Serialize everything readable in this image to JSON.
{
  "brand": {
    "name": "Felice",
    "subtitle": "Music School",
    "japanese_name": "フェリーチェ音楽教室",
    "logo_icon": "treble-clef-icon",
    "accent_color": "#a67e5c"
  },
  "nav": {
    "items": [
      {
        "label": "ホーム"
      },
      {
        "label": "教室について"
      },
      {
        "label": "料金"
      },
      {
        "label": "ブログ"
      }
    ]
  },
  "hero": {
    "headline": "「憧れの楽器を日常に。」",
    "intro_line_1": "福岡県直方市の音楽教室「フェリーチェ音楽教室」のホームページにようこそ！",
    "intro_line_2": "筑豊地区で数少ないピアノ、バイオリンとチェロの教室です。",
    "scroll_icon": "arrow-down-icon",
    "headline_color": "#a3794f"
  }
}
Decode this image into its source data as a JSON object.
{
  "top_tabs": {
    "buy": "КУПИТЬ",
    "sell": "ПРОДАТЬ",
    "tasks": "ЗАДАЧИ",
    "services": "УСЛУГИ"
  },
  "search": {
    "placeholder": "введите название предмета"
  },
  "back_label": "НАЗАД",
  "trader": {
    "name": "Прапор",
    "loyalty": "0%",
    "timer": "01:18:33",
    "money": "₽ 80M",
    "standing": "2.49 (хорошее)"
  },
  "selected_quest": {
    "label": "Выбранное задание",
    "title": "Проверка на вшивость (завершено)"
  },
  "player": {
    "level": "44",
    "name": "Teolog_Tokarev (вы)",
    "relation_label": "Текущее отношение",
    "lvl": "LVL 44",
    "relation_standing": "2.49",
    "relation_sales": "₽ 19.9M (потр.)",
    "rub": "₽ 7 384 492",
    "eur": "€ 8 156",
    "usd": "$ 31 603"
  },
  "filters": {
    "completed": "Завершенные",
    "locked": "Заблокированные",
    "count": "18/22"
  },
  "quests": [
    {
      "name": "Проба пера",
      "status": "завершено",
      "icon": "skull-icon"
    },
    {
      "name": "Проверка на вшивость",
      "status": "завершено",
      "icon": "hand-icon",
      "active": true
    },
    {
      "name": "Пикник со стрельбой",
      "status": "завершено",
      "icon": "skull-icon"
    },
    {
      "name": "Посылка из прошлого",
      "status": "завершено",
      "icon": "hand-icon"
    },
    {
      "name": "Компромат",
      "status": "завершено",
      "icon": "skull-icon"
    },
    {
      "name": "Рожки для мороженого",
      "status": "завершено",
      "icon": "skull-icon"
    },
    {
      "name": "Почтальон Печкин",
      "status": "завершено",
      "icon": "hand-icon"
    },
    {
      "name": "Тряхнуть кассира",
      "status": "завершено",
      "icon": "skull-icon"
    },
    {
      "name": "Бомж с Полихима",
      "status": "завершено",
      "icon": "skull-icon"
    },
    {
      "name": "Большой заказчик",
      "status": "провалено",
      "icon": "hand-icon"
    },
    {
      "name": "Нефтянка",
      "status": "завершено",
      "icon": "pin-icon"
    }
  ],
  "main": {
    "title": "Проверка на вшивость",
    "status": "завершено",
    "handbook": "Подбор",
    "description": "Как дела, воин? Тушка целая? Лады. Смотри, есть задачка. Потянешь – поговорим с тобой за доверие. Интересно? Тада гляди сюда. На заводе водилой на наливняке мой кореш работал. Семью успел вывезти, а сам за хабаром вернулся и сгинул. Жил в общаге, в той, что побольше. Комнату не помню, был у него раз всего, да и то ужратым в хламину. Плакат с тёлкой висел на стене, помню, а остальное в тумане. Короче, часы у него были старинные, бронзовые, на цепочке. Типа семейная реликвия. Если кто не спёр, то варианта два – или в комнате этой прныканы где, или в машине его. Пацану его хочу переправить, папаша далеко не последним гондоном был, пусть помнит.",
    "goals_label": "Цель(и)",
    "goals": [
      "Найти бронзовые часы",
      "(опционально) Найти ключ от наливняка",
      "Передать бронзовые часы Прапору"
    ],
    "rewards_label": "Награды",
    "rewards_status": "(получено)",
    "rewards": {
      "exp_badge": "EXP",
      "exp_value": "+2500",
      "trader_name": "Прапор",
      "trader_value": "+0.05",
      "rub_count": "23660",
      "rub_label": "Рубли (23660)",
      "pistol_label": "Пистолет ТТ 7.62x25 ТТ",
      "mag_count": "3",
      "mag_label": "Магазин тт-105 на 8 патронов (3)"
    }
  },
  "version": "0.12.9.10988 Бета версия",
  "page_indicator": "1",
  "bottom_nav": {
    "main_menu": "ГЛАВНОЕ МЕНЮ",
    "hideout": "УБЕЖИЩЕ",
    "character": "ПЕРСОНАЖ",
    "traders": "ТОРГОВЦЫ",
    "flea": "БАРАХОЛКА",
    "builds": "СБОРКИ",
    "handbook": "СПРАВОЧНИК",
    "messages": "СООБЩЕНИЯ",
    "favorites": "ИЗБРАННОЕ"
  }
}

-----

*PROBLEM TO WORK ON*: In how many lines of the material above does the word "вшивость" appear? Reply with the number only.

*RESULT OF THIS TASK*: 3